Some illnesses can be detected by looking at x-rays or surgically investigating a problem area. No medical test can be used to determine if I have Bipolar Disorder. I was required to meet with a medical person that I knew nothing about so that she could decide if I was eligible for disability status. She asked me some questions, and then we were done. I was labeled as disabled and given medical care. Since it only seemed to take mere minutes to determine that I have Bipolar Disorder, I wondered if I had acted excessively crazy. I tried to answer her questions honestly and without spending time trying to use wording that would influence her decision.
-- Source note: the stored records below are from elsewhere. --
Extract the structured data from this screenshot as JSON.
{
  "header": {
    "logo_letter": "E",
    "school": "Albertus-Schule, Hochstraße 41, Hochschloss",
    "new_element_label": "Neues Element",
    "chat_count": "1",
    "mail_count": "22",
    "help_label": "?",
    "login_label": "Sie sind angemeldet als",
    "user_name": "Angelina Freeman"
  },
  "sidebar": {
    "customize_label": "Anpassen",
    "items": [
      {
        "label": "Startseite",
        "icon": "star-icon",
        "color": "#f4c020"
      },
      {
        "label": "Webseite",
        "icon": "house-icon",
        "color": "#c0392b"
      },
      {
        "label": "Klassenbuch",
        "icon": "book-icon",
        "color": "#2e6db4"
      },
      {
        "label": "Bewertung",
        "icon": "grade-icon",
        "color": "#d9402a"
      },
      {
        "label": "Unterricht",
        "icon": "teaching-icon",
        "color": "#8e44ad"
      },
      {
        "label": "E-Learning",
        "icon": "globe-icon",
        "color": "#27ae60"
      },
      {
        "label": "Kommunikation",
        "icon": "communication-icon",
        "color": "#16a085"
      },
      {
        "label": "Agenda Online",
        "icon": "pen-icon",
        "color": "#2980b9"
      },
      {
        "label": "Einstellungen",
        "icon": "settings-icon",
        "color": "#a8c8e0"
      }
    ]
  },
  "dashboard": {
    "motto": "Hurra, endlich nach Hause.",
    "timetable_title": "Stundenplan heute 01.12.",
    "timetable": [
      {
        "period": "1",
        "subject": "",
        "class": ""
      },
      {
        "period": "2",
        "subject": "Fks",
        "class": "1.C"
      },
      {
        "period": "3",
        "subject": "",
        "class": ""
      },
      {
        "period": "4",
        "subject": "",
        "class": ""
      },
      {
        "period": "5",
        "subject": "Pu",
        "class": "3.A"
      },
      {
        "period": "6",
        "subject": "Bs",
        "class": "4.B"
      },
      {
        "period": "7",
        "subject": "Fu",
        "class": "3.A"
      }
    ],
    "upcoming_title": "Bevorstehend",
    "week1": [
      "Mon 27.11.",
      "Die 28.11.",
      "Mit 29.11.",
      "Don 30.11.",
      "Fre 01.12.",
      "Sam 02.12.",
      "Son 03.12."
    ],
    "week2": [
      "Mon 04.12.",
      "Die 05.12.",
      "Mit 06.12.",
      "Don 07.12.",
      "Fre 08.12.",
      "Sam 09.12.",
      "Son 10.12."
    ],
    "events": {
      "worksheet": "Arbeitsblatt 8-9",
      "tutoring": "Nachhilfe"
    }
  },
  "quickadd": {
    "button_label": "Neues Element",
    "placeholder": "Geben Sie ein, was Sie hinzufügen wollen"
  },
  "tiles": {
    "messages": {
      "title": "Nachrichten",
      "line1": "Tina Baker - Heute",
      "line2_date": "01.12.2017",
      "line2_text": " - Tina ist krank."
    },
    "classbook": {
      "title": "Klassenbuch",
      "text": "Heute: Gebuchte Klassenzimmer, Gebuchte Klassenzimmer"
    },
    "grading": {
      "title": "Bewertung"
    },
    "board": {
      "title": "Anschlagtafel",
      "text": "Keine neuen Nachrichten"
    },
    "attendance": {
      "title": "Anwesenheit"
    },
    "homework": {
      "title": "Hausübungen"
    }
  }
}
Whenever a person assesses me (which they regularly do to determine if I’m still eligible for mental health care), I hope that they are well versed in identifying the signs of the illness and are confident in determining if I have it or not. The first behavioral clue that screams that I have Bipolar Disorder appears to be my speech. I talk all the time. And fast. My kids tell me to stop and take a breath. Talking. I have so much to say. Okay, that isn’t a mental illness. It’s irritating, but it isn’t a mental illness. However, pressured speech can be evidence of it. Pressured speech is something that I do all the time. Even when I’m depressed, I still manage to have pressured speech. So what the heck is it?
Pressured speech is different for every person. Just about all the lists of symptoms of Bipolar Disorder will have it on them. Let me explain what it looks like in me.
People may wonder if I have Bipolar Disorder when they hear me speak too fast and sound like there is some crisis that I feel compelled to tell others about it. I can sound erratic and talk without stopping or even noticing that someone else might want to speak. I am not easy to interrupt. Often what I say is irrelevant or strange, and the person I’m talking at doesn’t know what I’m talking about. When I have pressured speech, I may not stop talking when I usually would. I act like what I’m saying is urgent and essential and it doesn’t matter whether or not the person trying to listen can follow me or not.
I seem to speak like I’m leaning into a wind, a mighty wind, and I’m bent over trying to stay standing. You could say that I am pushing a car up a hill that never ends. The pressure I apply to keep the car moving is just like the way I talk like I am pushing forward faster and harder all the time.
My speech is pressed out of me with an urgency that doesn’t even come close to the situation. It is as though I’m waving a flag in a frenzy announcing to the world that I have delusions of grandeur. What I say is of great importance even though it is often fragmented and random. I speak with urgency thinking that what have to say is so important that I have to be listened to right this very second and I have to tell everything to you all at once. All at once may mean that I’m going to talk at you for as long as I can unless someone stops me. Occasionally I can stop myself, but that’s usually when I see the listeners face and it registers with me that they seem to think that they’re being faced with listening to a crazy person.
I bet you didn’t know that pressured speech was such a complicated symptom. That’s cool. It’s also a written example of me with pressured speech. <Deep breath, sigh>
Sometimes, when I’m finally taking a little break, I realize that I’m getting tired. Pressured speech can be hard work. Listeners should try to be more understanding. Don’t you think so? <Heh>
<This is unedited and is a demonstration of pressured speech as I experience it. It may be different for another person, and it is different for me each time that I do it, which is a lot, all day long. It is meant to illustrate what people mean when they use the term “pressured speech” when talking about Bipolar Disorder.>